▶ [EXERCISE PROMPT] Copy all records exactly, excluding images.

▶ [Page and application data records]

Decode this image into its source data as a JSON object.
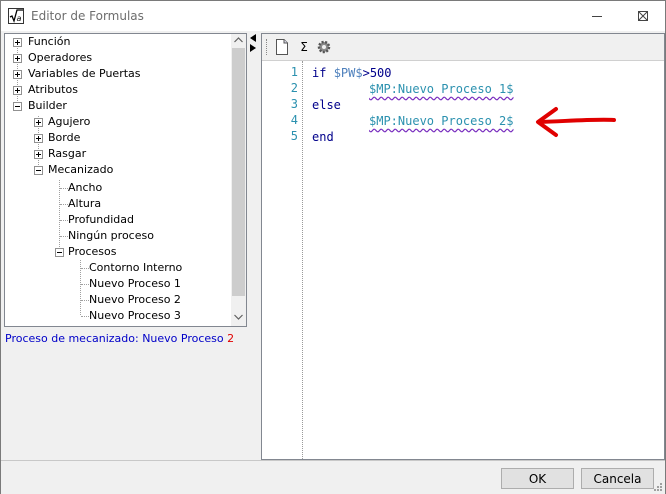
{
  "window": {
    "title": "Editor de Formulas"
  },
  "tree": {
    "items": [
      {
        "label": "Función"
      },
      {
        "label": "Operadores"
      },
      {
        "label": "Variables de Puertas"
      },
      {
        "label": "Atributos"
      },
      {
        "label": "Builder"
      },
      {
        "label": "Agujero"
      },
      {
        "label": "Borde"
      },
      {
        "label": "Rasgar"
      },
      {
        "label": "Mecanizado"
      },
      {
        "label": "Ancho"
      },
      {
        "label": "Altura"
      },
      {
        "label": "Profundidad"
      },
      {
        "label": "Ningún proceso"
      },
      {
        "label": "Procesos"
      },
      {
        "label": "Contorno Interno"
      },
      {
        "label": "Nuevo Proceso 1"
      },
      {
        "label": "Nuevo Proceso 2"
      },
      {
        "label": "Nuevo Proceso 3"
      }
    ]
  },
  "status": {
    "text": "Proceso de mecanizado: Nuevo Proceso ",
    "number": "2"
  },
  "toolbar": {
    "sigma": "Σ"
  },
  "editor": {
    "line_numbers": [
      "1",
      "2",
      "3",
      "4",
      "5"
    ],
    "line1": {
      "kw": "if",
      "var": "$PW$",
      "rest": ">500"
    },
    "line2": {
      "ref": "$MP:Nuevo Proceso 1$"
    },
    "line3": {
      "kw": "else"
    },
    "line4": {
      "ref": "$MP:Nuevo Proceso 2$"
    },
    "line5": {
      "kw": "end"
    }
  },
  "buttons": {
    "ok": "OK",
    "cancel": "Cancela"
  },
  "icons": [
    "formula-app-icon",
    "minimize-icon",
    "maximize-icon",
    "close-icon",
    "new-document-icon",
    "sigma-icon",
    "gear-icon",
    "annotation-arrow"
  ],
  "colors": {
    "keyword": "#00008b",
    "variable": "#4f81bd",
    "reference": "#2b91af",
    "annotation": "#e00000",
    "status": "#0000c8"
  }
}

▶ [TASK SOLUTION]
Decode this image into its source data as a JSON object.
{
  "window": {
    "title": "Editor de Formulas"
  },
  "tree": {
    "items": [
      {
        "label": "Función"
      },
      {
        "label": "Operadores"
      },
      {
        "label": "Variables de Puertas"
      },
      {
        "label": "Atributos"
      },
      {
        "label": "Builder"
      },
      {
        "label": "Agujero"
      },
      {
        "label": "Borde"
      },
      {
        "label": "Rasgar"
      },
      {
        "label": "Mecanizado"
      },
      {
        "label": "Ancho"
      },
      {
        "label": "Altura"
      },
      {
        "label": "Profundidad"
      },
      {
        "label": "Ningún proceso"
      },
      {
        "label": "Procesos"
      },
      {
        "label": "Contorno Interno"
      },
      {
        "label": "Nuevo Proceso 1"
      },
      {
        "label": "Nuevo Proceso 2"
      },
      {
        "label": "Nuevo Proceso 3"
      }
    ]
  },
  "status": {
    "text": "Proceso de mecanizado: Nuevo Proceso ",
    "number": "2"
  },
  "toolbar": {
    "sigma": "Σ"
  },
  "editor": {
    "line_numbers": [
      "1",
      "2",
      "3",
      "4",
      "5"
    ],
    "line1": {
      "kw": "if",
      "var": "$PW$",
      "rest": ">500"
    },
    "line2": {
      "ref": "$MP:Nuevo Proceso 1$"
    },
    "line3": {
      "kw": "else"
    },
    "line4": {
      "ref": "$MP:Nuevo Proceso 2$"
    },
    "line5": {
      "kw": "end"
    }
  },
  "buttons": {
    "ok": "OK",
    "cancel": "Cancela"
  },
  "icons": [
    "formula-app-icon",
    "minimize-icon",
    "maximize-icon",
    "close-icon",
    "new-document-icon",
    "sigma-icon",
    "gear-icon",
    "annotation-arrow"
  ],
  "colors": {
    "keyword": "#00008b",
    "variable": "#4f81bd",
    "reference": "#2b91af",
    "annotation": "#e00000",
    "status": "#0000c8"
  }
}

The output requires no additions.